Here are my two wonderfully-made children. They amaze me every day with what they can do, the things they grasp and the pleasure they bring to those around them.

I've reproduced the psalm in full below, including a section towards the end which is far less palatable to our culture - about killing enemies and hating people. Readings of this psalm in church often stop before this section, or skip it and move on to the nice couple of verses at the end. And yet, it is also part of the human condition to wish harm on those that harm us, to dwell on our resentments. This is especially true when we are under threat or are facing emotional, dangerous and difficult times. The writer of this psalm was honest in a way that we are often not honest - it is easy for us to think that this sort of sentiment is the preserve of militant islamists or small-minded racists.

The words of this psalm describe the details of our lives, every cell of our body, every day that we live, every word that we say (kind or vindictive) as being important and known. It's a wake-up for anyone who thinks he, or his club, has a monopoly on truth. It is challenging to anyone who is complacent about her faults. It is a boost to anyone who thinks he is insignificant and unimportant. It is reassuring to anyone who is suffering.

O Lord, you have searched me and known me.
You know when I sit down and when I rise up;
you discern my thoughts from far away.
You search out my path and my lying down,
and are acquainted with all my ways.
Even before a word is on my tongue,
O Lord, you know if completely.
You hem me in, behind and before,
and lay your hand upon me.
Such knowledge is too wonderful for me;
it is so high that I cannot attain it.

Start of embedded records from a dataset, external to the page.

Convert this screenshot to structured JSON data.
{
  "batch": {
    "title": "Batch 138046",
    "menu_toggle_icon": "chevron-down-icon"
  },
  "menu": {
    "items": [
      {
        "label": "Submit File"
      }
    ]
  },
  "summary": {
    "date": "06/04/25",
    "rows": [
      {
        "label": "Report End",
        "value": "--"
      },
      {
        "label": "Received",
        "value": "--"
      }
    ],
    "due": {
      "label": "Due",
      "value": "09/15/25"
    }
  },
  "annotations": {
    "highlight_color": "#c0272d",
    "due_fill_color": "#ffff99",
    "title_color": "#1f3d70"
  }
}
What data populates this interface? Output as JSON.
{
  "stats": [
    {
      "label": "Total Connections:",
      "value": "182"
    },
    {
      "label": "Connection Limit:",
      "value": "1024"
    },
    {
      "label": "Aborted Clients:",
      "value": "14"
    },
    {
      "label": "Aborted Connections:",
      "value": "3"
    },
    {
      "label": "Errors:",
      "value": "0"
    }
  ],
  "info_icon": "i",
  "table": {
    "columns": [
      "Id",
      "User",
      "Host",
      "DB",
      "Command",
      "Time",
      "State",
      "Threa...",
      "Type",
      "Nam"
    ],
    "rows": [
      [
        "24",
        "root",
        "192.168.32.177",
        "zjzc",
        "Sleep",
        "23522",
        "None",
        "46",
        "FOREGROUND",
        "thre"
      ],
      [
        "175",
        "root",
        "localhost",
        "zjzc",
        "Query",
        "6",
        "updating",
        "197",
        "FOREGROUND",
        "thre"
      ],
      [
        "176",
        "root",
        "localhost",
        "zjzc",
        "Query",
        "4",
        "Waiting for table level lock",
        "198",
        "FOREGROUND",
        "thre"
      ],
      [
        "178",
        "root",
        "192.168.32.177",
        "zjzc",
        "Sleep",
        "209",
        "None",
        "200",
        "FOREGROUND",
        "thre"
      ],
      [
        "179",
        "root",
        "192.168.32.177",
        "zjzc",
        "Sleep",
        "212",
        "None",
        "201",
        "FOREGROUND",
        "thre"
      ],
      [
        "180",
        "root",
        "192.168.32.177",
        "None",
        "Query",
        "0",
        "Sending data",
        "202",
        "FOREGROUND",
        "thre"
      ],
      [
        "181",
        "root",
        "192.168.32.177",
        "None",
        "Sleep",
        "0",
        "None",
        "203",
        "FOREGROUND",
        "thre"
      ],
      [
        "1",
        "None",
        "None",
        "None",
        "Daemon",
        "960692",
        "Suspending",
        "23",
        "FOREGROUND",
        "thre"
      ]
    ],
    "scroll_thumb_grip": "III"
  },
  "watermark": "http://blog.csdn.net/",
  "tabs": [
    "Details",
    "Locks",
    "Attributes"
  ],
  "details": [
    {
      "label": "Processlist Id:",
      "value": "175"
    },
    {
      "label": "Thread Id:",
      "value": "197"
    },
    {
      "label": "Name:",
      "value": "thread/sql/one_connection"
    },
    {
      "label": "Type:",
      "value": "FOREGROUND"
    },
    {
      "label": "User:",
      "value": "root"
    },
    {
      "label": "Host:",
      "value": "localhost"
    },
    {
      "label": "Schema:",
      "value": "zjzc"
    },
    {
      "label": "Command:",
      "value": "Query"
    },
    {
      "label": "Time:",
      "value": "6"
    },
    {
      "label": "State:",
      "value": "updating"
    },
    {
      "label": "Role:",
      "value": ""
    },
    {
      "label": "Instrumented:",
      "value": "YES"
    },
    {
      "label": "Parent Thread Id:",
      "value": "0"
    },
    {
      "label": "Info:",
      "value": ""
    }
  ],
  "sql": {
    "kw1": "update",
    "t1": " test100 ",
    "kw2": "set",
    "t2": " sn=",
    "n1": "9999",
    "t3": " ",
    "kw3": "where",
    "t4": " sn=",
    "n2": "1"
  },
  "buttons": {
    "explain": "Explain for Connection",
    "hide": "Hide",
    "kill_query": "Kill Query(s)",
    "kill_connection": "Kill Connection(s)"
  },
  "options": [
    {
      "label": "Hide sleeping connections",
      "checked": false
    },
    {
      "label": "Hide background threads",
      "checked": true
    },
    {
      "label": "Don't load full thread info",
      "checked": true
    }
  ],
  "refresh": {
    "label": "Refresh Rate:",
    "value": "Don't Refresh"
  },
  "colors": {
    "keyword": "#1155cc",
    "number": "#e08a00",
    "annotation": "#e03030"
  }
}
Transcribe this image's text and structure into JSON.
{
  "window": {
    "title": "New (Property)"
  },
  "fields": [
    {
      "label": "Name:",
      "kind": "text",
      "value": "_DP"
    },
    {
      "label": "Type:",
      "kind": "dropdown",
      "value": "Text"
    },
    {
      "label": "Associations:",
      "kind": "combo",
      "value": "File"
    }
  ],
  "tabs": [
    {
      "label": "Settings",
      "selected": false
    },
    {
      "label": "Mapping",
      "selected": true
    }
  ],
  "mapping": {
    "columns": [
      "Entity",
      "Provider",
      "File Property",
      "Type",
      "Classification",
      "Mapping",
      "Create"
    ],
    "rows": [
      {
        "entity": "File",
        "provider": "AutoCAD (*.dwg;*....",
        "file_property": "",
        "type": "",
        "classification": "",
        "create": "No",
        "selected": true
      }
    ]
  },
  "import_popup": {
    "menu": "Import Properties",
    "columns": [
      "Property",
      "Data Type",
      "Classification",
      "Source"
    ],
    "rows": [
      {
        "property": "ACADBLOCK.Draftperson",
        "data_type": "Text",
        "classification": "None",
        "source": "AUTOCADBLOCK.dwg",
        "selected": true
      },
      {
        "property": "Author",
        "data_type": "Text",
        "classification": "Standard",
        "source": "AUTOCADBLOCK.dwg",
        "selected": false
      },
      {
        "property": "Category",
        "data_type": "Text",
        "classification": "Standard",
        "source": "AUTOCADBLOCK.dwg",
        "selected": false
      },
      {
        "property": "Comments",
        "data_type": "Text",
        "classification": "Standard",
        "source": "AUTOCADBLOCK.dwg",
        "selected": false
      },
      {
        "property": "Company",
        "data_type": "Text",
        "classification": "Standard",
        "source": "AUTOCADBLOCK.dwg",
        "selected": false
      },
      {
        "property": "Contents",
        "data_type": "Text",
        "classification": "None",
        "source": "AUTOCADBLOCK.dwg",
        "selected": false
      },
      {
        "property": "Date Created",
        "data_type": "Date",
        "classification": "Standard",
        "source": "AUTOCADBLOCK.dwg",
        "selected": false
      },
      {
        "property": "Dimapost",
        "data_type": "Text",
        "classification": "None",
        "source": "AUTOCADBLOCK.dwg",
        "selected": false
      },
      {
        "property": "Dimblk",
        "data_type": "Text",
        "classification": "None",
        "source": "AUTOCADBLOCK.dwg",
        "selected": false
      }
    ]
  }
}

Where can I go from your spirit?
Or where can I flee from your presence?
If I ascend to heaven, you are there.
If I take the wings of the morning
and settle at the farthest limits of the sea,
even there your hand shall lead me,
and your right hand shall hold me fast.
If I say, "Surely the darkness shall cover me,
and the light around me become night,"
even the darkness is not dark to you,
the night is as bright as the day,
for darkness is as light to you.

For it was you who formed my inward parts;
you knit me together in my mother's womb.
I praise you, for I am fearfully and wonderfully made.
Wonderful are your works;
that I know very well.

My frame was not hidden from you,
when I was being made in secret,
intricately woven in the depths of the earth.
Your eyes beheld my unformed substance.
In your book were written
all the days that were formed for me,
when none of them as yet existed.
How weighty to me are your thoughts, O God!
How vast is the sum of them!
I try to count them - they are more than the sand;
I come to the end - I am still with you.

O that you would kill the wicked, O God,
and that the bloodthirsty would depart from me - 
those who speak of you maliciously,
and lift themselves up against you for evil!
Do I not hate those who hate you, O Lord?
And do I not loathe those who rise up against you?
I hate them with perfect hatred;
I count them my enemies.
Search me, O God, and know my heart;
test me and know my thoughts.
See if there is any wicked way in me,
and lead me in the way everlasting.